It will fill recesses, pits and other surface imperfections. This makes it suitable for coating a wide range of industrial parts and engineering equipment, including valves, pumps, shafts and mechanical tools.
ENP provides a uniformly thick finish, even in holes, slots or the inner walls of tubing and pipework.
It provides a protective barrier against corrosion, and you can apply it with little or no compressive stress. Higher phosphorus-content coatings are used in applications such as oil drilling, where high levels of corrosion resistance are essential.
Where you want a product to look brighter, certain ENP coatings will also give a cosmetic as well as resilient finish.
As a coating method, ENP is cost-effective, requiring no electricity and fewer coats to achieve good levels of thickness.
On the Rockwell Hardness scale, electro nickel plating has a hardness of 68–72.
If you are applying ENP to a surface or part, how do you accurately and conveniently measure the coating thickness you wish to achieve?
A method that has proven effectiveness and reliability in measuring the thickness of plated layers is x-ray fluorescence (XRF).
This technique analyses materials by directing an x-ray beam at them. Certain substances produce secondary x-rays in response to receiving the initial x-ray beam. This is what the term fluorescence refers to.
The x-rays will provide different readings depending on the nature of the material the technique is analysing.
Applying XRF to substrates coated with ENP provides accurate measurements of plating thicknesses and composition.
Traditional XRF instruments measure plating thickness using gas-filled proportional detectors. The big disadvantage these devices had concerning ENP was their inability to measure phosphorus.
A significant development in the technology of XRF instruments has been the introduction of solid-state detectors. Typically, these are silicon PIN diodes or silicon drift detectors (SDD).
These solid-state detectors can analyse light elements, providing the necessary sensitivity to measure phosphorus.
The Bowman XRF series is perfect for measuring ENP coatings. These instruments perform three key functions:
Advanced software powers Bowman XRF plating measurement systems, combining intuitive controls with streamlined performance and time-saving shortcuts for users.

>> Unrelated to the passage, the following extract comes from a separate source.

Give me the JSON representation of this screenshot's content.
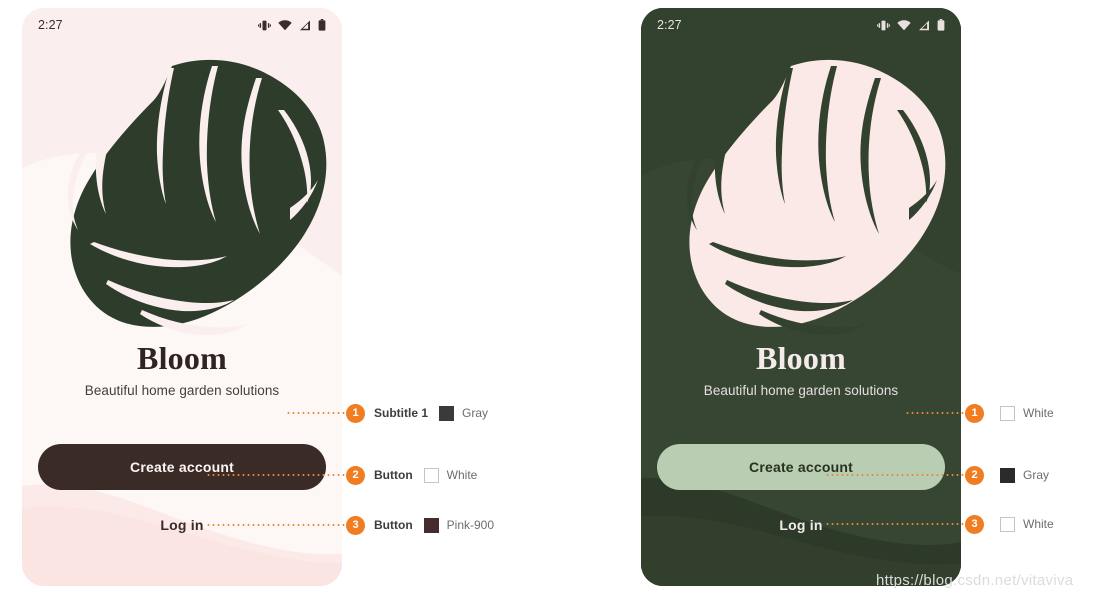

They save all readings to a database, enabling you to store and analyse coating readings for future reference.